I’m sure you’ve been told that in today’s world, sex without utilizing some kind of ‘barrier method’ can kill you. Let me elaborate: when it comes to sex, I am the barrier, and I will kill you.”
Sounds par for the course, as they say. That’s part of the problem.
In other times and places dads may literally kill someone when their kids have sex – usually their own daughters. In these honor killings honor lies in hateful murder, not in loving (or at least fun-loving) sex.
On the other hand how does this sentiment strike you?
Dear daughter, I hope you have some awesome sex.
Over in Saudi Arabia, women are taking to the streets to drive. It’s actually not illegal for women to operate vehicles in the Kingdom. The country just won’t issue driver’s licenses to them. So these “women drivers” simply get licenses elsewhere.
And some Saudi men give two thumbs-up. Video here.
Or, see this parody of Bob Marley’s classic, “No Woman, No Cry” renamed, No Woman, No Drive,” from Alaa Wardi on YouTube
Last Halloween I saw a white teenage boy dressed as an Arab man. His friend wore a burqa — and a rope around (his/her?) neck, which the “Arab man” held as a leash. He kept pulling “her” around and shouting orders. I was shocked and wondered what their motive could be.
It got me thinking about women and rights.
I am a devout Muslim woman who wears hijab, a scarf to cover my hair.
Why do I do this? Because I am inferior and subordinate?
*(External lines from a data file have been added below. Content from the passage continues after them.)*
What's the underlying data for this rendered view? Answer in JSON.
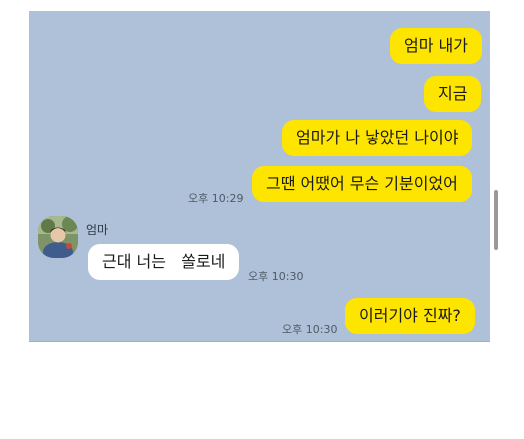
{
  "conversation": {
    "sender_name": "엄마",
    "messages": [
      {
        "from": "me",
        "text": "엄마 내가"
      },
      {
        "from": "me",
        "text": "지금"
      },
      {
        "from": "me",
        "text": "엄마가 나 낳았던 나이야"
      },
      {
        "from": "me",
        "text": "그땐 어땠어 무슨 기분이었어",
        "time": "오후 10:29"
      },
      {
        "from": "mom",
        "text": "근대 너는   쏠로네",
        "time": "오후 10:30"
      },
      {
        "from": "me",
        "text": "이러기야 진짜?",
        "time": "오후 10:30"
      }
    ]
  },
  "colors": {
    "chat_background": "#aec1d8",
    "sent_bubble": "#fee500",
    "received_bubble": "#ffffff"
  },
  "icons": {
    "avatar": "profile-photo-avatar"
  }
}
Because it is my job to control men’s sexuality?
I grew up hearing that men are sexual predators who are incapable of looking at a woman who isn’t covered from head to toe without wanting to rape them, or “mentally rape” them.
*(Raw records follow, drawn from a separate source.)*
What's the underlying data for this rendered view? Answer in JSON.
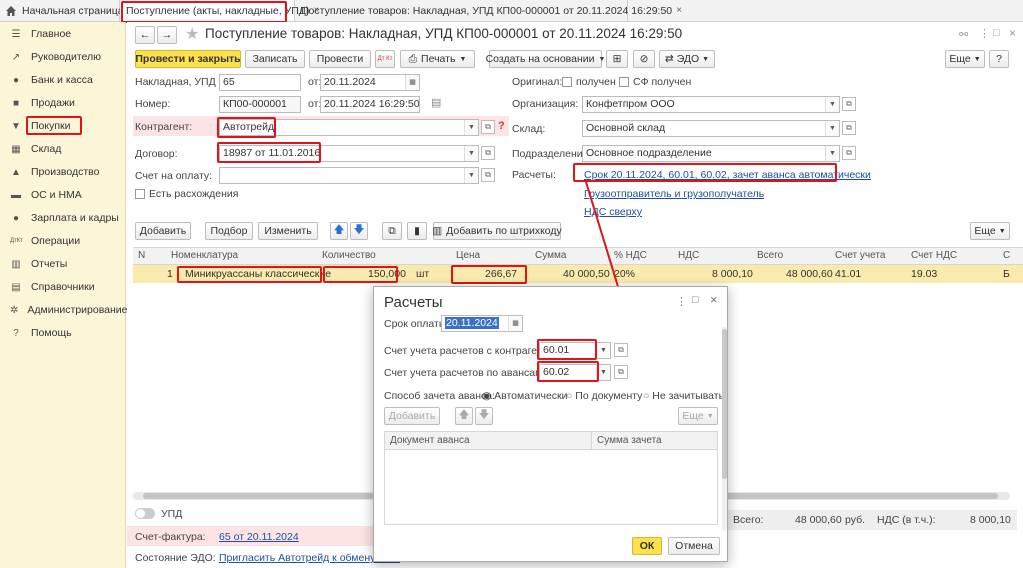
{
  "tabs": [
    {
      "label": "Начальная страница"
    },
    {
      "label": "Поступление (акты, накладные, УПД)"
    },
    {
      "label": "Поступление товаров: Накладная, УПД КП00-000001 от 20.11.2024 16:29:50"
    }
  ],
  "sidebar": {
    "items": [
      {
        "label": "Главное",
        "icon": "menu-icon"
      },
      {
        "label": "Руководителю",
        "icon": "chart-line-icon"
      },
      {
        "label": "Банк и касса",
        "icon": "coins-icon"
      },
      {
        "label": "Продажи",
        "icon": "bag-icon"
      },
      {
        "label": "Покупки",
        "icon": "cart-icon"
      },
      {
        "label": "Склад",
        "icon": "warehouse-icon"
      },
      {
        "label": "Производство",
        "icon": "factory-icon"
      },
      {
        "label": "ОС и НМА",
        "icon": "truck-icon"
      },
      {
        "label": "Зарплата и кадры",
        "icon": "person-icon"
      },
      {
        "label": "Операции",
        "icon": "dt-kt-icon"
      },
      {
        "label": "Отчеты",
        "icon": "bar-chart-icon"
      },
      {
        "label": "Справочники",
        "icon": "book-icon"
      },
      {
        "label": "Администрирование",
        "icon": "gear-icon"
      },
      {
        "label": "Помощь",
        "icon": "question-icon"
      }
    ]
  },
  "doc": {
    "title": "Поступление товаров: Накладная, УПД КП00-000001 от 20.11.2024 16:29:50"
  },
  "toolbar": {
    "post_close": "Провести и закрыть",
    "save": "Записать",
    "post": "Провести",
    "dtkt": "Дт Кт",
    "print": "Печать",
    "create_based": "Создать на основании",
    "edo": "ЭДО",
    "more": "Еще",
    "help": "?"
  },
  "form": {
    "invoice_label": "Накладная, УПД №:",
    "invoice_value": "65",
    "from": "от:",
    "invoice_date": "20.11.2024",
    "number_label": "Номер:",
    "number_value": "КП00-000001",
    "number_date": "20.11.2024 16:29:50",
    "counterparty_label": "Контрагент:",
    "counterparty_value": "Автотрейд",
    "contract_label": "Договор:",
    "contract_value": "18987 от 11.01.2016",
    "payment_label": "Счет на оплату:",
    "discrepancy_label": "Есть расхождения",
    "original_label": "Оригинал:",
    "received_label": "получен",
    "sf_received_label": "СФ получен",
    "organization_label": "Организация:",
    "organization_value": "Конфетпром ООО",
    "warehouse_label": "Склад:",
    "warehouse_value": "Основной склад",
    "division_label": "Подразделение:",
    "division_value": "Основное подразделение",
    "settlements_label": "Расчеты:",
    "settlements_link": "Срок 20.11.2024, 60.01, 60.02, зачет аванса автоматически",
    "shipper_link": "Грузоотправитель и грузополучатель",
    "vat_link": "НДС сверху"
  },
  "tabletoolbar": {
    "add": "Добавить",
    "pick": "Подбор",
    "change": "Изменить",
    "barcode": "Добавить по штрихкоду",
    "more": "Еще"
  },
  "table": {
    "headers": [
      "N",
      "Номенклатура",
      "Количество",
      "Цена",
      "Сумма",
      "% НДС",
      "НДС",
      "Всего",
      "Счет учета",
      "Счет НДС",
      "С"
    ],
    "row": {
      "n": "1",
      "item": "Миникруассаны классические",
      "qty": "150,000",
      "unit": "шт",
      "price": "266,67",
      "sum": "40 000,50",
      "vat_rate": "20%",
      "vat": "8 000,10",
      "total": "48 000,60",
      "account": "41.01",
      "vat_account": "19.03",
      "extra": "Б"
    }
  },
  "footer": {
    "upd_label": "УПД",
    "invoice_label": "Счет-фактура:",
    "invoice_link": "65 от 20.11.2024",
    "edo_label": "Состояние ЭДО:",
    "edo_link": "Пригласить Автотрейд к обмену элек",
    "total_label": "Всего:",
    "total_value": "48 000,60",
    "currency": "руб.",
    "vat_label": "НДС (в т.ч.):",
    "vat_value": "8 000,10"
  },
  "dialog": {
    "title": "Расчеты",
    "due_label": "Срок оплаты:",
    "due_value": "20.11.2024",
    "acc_cp_label": "Счет учета расчетов с контрагентом:",
    "acc_cp_value": "60.01",
    "acc_adv_label": "Счет учета расчетов по авансам:",
    "acc_adv_value": "60.02",
    "offset_label": "Способ зачета аванса:",
    "opt_auto": "Автоматически",
    "opt_doc": "По документу",
    "opt_none": "Не зачитывать",
    "add": "Добавить",
    "more": "Еще",
    "col_doc": "Документ аванса",
    "col_sum": "Сумма зачета",
    "ok": "ОК",
    "cancel": "Отмена"
  }
}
But that’s not why I cover my hair.
In fact, while some say women must dress modestly to keep uncontrollable men from sinning, I don’t buy it.
Mark and Stacey are married. Mark wants sex every day. But Stacey isn’t on the same page — at all. Says Mark,
I have a strong sex drive, so if it were up to me, we’d do it every day, the way we used to when we were dating. Now, not only do I not get my sexual needs met, but I feel rejected because most of the time I get shot down when I initiate.
When Mark approaches, Stacey feels repulsed:
I know we don’t have sex as much as Mark likes, but for me to want to make love, I have to feel emotionally connected to him and, to be honest, most of the time, I just don’t… I constantly feel pressure to satisfy him. It’s like raw sex is the only thing he wants from me. It’s gotten to the point where any time he touches me I freeze up — I’m afraid to respond even affectionately because if I do, he thinks it’s an invitation to sex.
Richard Schwartz is a therapist who has worked with Mark and Stacey. The way he helped them could help others. You can see the whole story on the Alternet. But here are some highlights:
Trigger Warning: May be triggering for rape victims.
Plenty of people think rape is perpetrated by men who are sick in the head, or men who can’t control their lust for scantily clad women – especially women walking around late at night.
But as most know, rape primarily revolves around power issues. And relatedly, sexual assault is often used to create a sense of manhood and male superiority. The case of Daisy Coleman, who I wrote about recently, helps unveil the evil phenomenon.
Fourteen-year-old Daisy Coleman was raped and left for dead in freezing temperatures. Despite strong evidence, charges were dropped. And, large parts of her community bullied her. Some told her to apologize to men involved in the attack.
What’s wrong with these folks?
I’ll get to that question in a moment. First her story:
Nearly two years ago, Daisy went to spend the night at her 13-year-old friend’s house. The two were sneaking booze and watching scary movies when Daisy texted a 17-year-old friend of her brother’s – a guy her brother had warned her about. She says,